Please set out each line below exactly as it stands, without the images.

[[ EXERCISE INPUT open ]]

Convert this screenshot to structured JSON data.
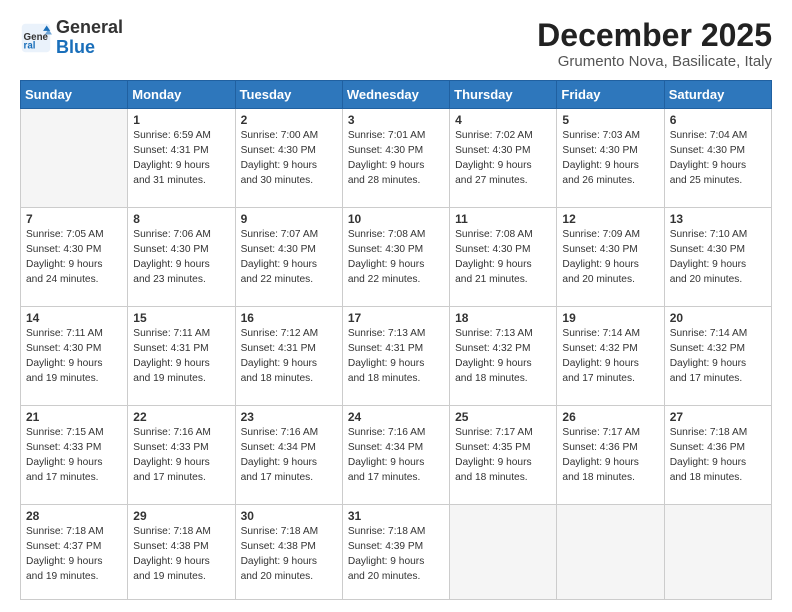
{
  "header": {
    "logo_general": "General",
    "logo_blue": "Blue",
    "month": "December 2025",
    "location": "Grumento Nova, Basilicate, Italy"
  },
  "weekdays": [
    "Sunday",
    "Monday",
    "Tuesday",
    "Wednesday",
    "Thursday",
    "Friday",
    "Saturday"
  ],
  "weeks": [
    [
      {
        "day": "",
        "content": ""
      },
      {
        "day": "1",
        "content": "Sunrise: 6:59 AM\nSunset: 4:31 PM\nDaylight: 9 hours\nand 31 minutes."
      },
      {
        "day": "2",
        "content": "Sunrise: 7:00 AM\nSunset: 4:30 PM\nDaylight: 9 hours\nand 30 minutes."
      },
      {
        "day": "3",
        "content": "Sunrise: 7:01 AM\nSunset: 4:30 PM\nDaylight: 9 hours\nand 28 minutes."
      },
      {
        "day": "4",
        "content": "Sunrise: 7:02 AM\nSunset: 4:30 PM\nDaylight: 9 hours\nand 27 minutes."
      },
      {
        "day": "5",
        "content": "Sunrise: 7:03 AM\nSunset: 4:30 PM\nDaylight: 9 hours\nand 26 minutes."
      },
      {
        "day": "6",
        "content": "Sunrise: 7:04 AM\nSunset: 4:30 PM\nDaylight: 9 hours\nand 25 minutes."
      }
    ],
    [
      {
        "day": "7",
        "content": "Sunrise: 7:05 AM\nSunset: 4:30 PM\nDaylight: 9 hours\nand 24 minutes."
      },
      {
        "day": "8",
        "content": "Sunrise: 7:06 AM\nSunset: 4:30 PM\nDaylight: 9 hours\nand 23 minutes."
      },
      {
        "day": "9",
        "content": "Sunrise: 7:07 AM\nSunset: 4:30 PM\nDaylight: 9 hours\nand 22 minutes."
      },
      {
        "day": "10",
        "content": "Sunrise: 7:08 AM\nSunset: 4:30 PM\nDaylight: 9 hours\nand 22 minutes."
      },
      {
        "day": "11",
        "content": "Sunrise: 7:08 AM\nSunset: 4:30 PM\nDaylight: 9 hours\nand 21 minutes."
      },
      {
        "day": "12",
        "content": "Sunrise: 7:09 AM\nSunset: 4:30 PM\nDaylight: 9 hours\nand 20 minutes."
      },
      {
        "day": "13",
        "content": "Sunrise: 7:10 AM\nSunset: 4:30 PM\nDaylight: 9 hours\nand 20 minutes."
      }
    ],
    [
      {
        "day": "14",
        "content": "Sunrise: 7:11 AM\nSunset: 4:30 PM\nDaylight: 9 hours\nand 19 minutes."
      },
      {
        "day": "15",
        "content": "Sunrise: 7:11 AM\nSunset: 4:31 PM\nDaylight: 9 hours\nand 19 minutes."
      },
      {
        "day": "16",
        "content": "Sunrise: 7:12 AM\nSunset: 4:31 PM\nDaylight: 9 hours\nand 18 minutes."
      },
      {
        "day": "17",
        "content": "Sunrise: 7:13 AM\nSunset: 4:31 PM\nDaylight: 9 hours\nand 18 minutes."
      },
      {
        "day": "18",
        "content": "Sunrise: 7:13 AM\nSunset: 4:32 PM\nDaylight: 9 hours\nand 18 minutes."
      },
      {
        "day": "19",
        "content": "Sunrise: 7:14 AM\nSunset: 4:32 PM\nDaylight: 9 hours\nand 17 minutes."
      },
      {
        "day": "20",
        "content": "Sunrise: 7:14 AM\nSunset: 4:32 PM\nDaylight: 9 hours\nand 17 minutes."
      }
    ],
    [
      {
        "day": "21",
        "content": "Sunrise: 7:15 AM\nSunset: 4:33 PM\nDaylight: 9 hours\nand 17 minutes."
      },
      {
        "day": "22",
        "content": "Sunrise: 7:16 AM\nSunset: 4:33 PM\nDaylight: 9 hours\nand 17 minutes."
      },
      {
        "day": "23",
        "content": "Sunrise: 7:16 AM\nSunset: 4:34 PM\nDaylight: 9 hours\nand 17 minutes."
      },
      {
        "day": "24",
        "content": "Sunrise: 7:16 AM\nSunset: 4:34 PM\nDaylight: 9 hours\nand 17 minutes."
      },
      {
        "day": "25",
        "content": "Sunrise: 7:17 AM\nSunset: 4:35 PM\nDaylight: 9 hours\nand 18 minutes."
      },
      {
        "day": "26",
        "content": "Sunrise: 7:17 AM\nSunset: 4:36 PM\nDaylight: 9 hours\nand 18 minutes."
      },
      {
        "day": "27",
        "content": "Sunrise: 7:18 AM\nSunset: 4:36 PM\nDaylight: 9 hours\nand 18 minutes."
      }
    ],
    [
      {
        "day": "28",
        "content": "Sunrise: 7:18 AM\nSunset: 4:37 PM\nDaylight: 9 hours\nand 19 minutes."
      },
      {
        "day": "29",
        "content": "Sunrise: 7:18 AM\nSunset: 4:38 PM\nDaylight: 9 hours\nand 19 minutes."
      },
      {
        "day": "30",
        "content": "Sunrise: 7:18 AM\nSunset: 4:38 PM\nDaylight: 9 hours\nand 20 minutes."
      },
      {
        "day": "31",
        "content": "Sunrise: 7:18 AM\nSunset: 4:39 PM\nDaylight: 9 hours\nand 20 minutes."
      },
      {
        "day": "",
        "content": ""
      },
      {
        "day": "",
        "content": ""
      },
      {
        "day": "",
        "content": ""
      }
    ]
  ]
}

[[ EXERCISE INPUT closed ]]

OUTPUT OF THE EXERCISE:
Convert this screenshot to structured JSON data.
{
  "header": {
    "logo_general": "General",
    "logo_blue": "Blue",
    "month": "December 2025",
    "location": "Grumento Nova, Basilicate, Italy"
  },
  "weekdays": [
    "Sunday",
    "Monday",
    "Tuesday",
    "Wednesday",
    "Thursday",
    "Friday",
    "Saturday"
  ],
  "weeks": [
    [
      {
        "day": "",
        "content": ""
      },
      {
        "day": "1",
        "content": "Sunrise: 6:59 AM\nSunset: 4:31 PM\nDaylight: 9 hours\nand 31 minutes."
      },
      {
        "day": "2",
        "content": "Sunrise: 7:00 AM\nSunset: 4:30 PM\nDaylight: 9 hours\nand 30 minutes."
      },
      {
        "day": "3",
        "content": "Sunrise: 7:01 AM\nSunset: 4:30 PM\nDaylight: 9 hours\nand 28 minutes."
      },
      {
        "day": "4",
        "content": "Sunrise: 7:02 AM\nSunset: 4:30 PM\nDaylight: 9 hours\nand 27 minutes."
      },
      {
        "day": "5",
        "content": "Sunrise: 7:03 AM\nSunset: 4:30 PM\nDaylight: 9 hours\nand 26 minutes."
      },
      {
        "day": "6",
        "content": "Sunrise: 7:04 AM\nSunset: 4:30 PM\nDaylight: 9 hours\nand 25 minutes."
      }
    ],
    [
      {
        "day": "7",
        "content": "Sunrise: 7:05 AM\nSunset: 4:30 PM\nDaylight: 9 hours\nand 24 minutes."
      },
      {
        "day": "8",
        "content": "Sunrise: 7:06 AM\nSunset: 4:30 PM\nDaylight: 9 hours\nand 23 minutes."
      },
      {
        "day": "9",
        "content": "Sunrise: 7:07 AM\nSunset: 4:30 PM\nDaylight: 9 hours\nand 22 minutes."
      },
      {
        "day": "10",
        "content": "Sunrise: 7:08 AM\nSunset: 4:30 PM\nDaylight: 9 hours\nand 22 minutes."
      },
      {
        "day": "11",
        "content": "Sunrise: 7:08 AM\nSunset: 4:30 PM\nDaylight: 9 hours\nand 21 minutes."
      },
      {
        "day": "12",
        "content": "Sunrise: 7:09 AM\nSunset: 4:30 PM\nDaylight: 9 hours\nand 20 minutes."
      },
      {
        "day": "13",
        "content": "Sunrise: 7:10 AM\nSunset: 4:30 PM\nDaylight: 9 hours\nand 20 minutes."
      }
    ],
    [
      {
        "day": "14",
        "content": "Sunrise: 7:11 AM\nSunset: 4:30 PM\nDaylight: 9 hours\nand 19 minutes."
      },
      {
        "day": "15",
        "content": "Sunrise: 7:11 AM\nSunset: 4:31 PM\nDaylight: 9 hours\nand 19 minutes."
      },
      {
        "day": "16",
        "content": "Sunrise: 7:12 AM\nSunset: 4:31 PM\nDaylight: 9 hours\nand 18 minutes."
      },
      {
        "day": "17",
        "content": "Sunrise: 7:13 AM\nSunset: 4:31 PM\nDaylight: 9 hours\nand 18 minutes."
      },
      {
        "day": "18",
        "content": "Sunrise: 7:13 AM\nSunset: 4:32 PM\nDaylight: 9 hours\nand 18 minutes."
      },
      {
        "day": "19",
        "content": "Sunrise: 7:14 AM\nSunset: 4:32 PM\nDaylight: 9 hours\nand 17 minutes."
      },
      {
        "day": "20",
        "content": "Sunrise: 7:14 AM\nSunset: 4:32 PM\nDaylight: 9 hours\nand 17 minutes."
      }
    ],
    [
      {
        "day": "21",
        "content": "Sunrise: 7:15 AM\nSunset: 4:33 PM\nDaylight: 9 hours\nand 17 minutes."
      },
      {
        "day": "22",
        "content": "Sunrise: 7:16 AM\nSunset: 4:33 PM\nDaylight: 9 hours\nand 17 minutes."
      },
      {
        "day": "23",
        "content": "Sunrise: 7:16 AM\nSunset: 4:34 PM\nDaylight: 9 hours\nand 17 minutes."
      },
      {
        "day": "24",
        "content": "Sunrise: 7:16 AM\nSunset: 4:34 PM\nDaylight: 9 hours\nand 17 minutes."
      },
      {
        "day": "25",
        "content": "Sunrise: 7:17 AM\nSunset: 4:35 PM\nDaylight: 9 hours\nand 18 minutes."
      },
      {
        "day": "26",
        "content": "Sunrise: 7:17 AM\nSunset: 4:36 PM\nDaylight: 9 hours\nand 18 minutes."
      },
      {
        "day": "27",
        "content": "Sunrise: 7:18 AM\nSunset: 4:36 PM\nDaylight: 9 hours\nand 18 minutes."
      }
    ],
    [
      {
        "day": "28",
        "content": "Sunrise: 7:18 AM\nSunset: 4:37 PM\nDaylight: 9 hours\nand 19 minutes."
      },
      {
        "day": "29",
        "content": "Sunrise: 7:18 AM\nSunset: 4:38 PM\nDaylight: 9 hours\nand 19 minutes."
      },
      {
        "day": "30",
        "content": "Sunrise: 7:18 AM\nSunset: 4:38 PM\nDaylight: 9 hours\nand 20 minutes."
      },
      {
        "day": "31",
        "content": "Sunrise: 7:18 AM\nSunset: 4:39 PM\nDaylight: 9 hours\nand 20 minutes."
      },
      {
        "day": "",
        "content": ""
      },
      {
        "day": "",
        "content": ""
      },
      {
        "day": "",
        "content": ""
      }
    ]
  ]
}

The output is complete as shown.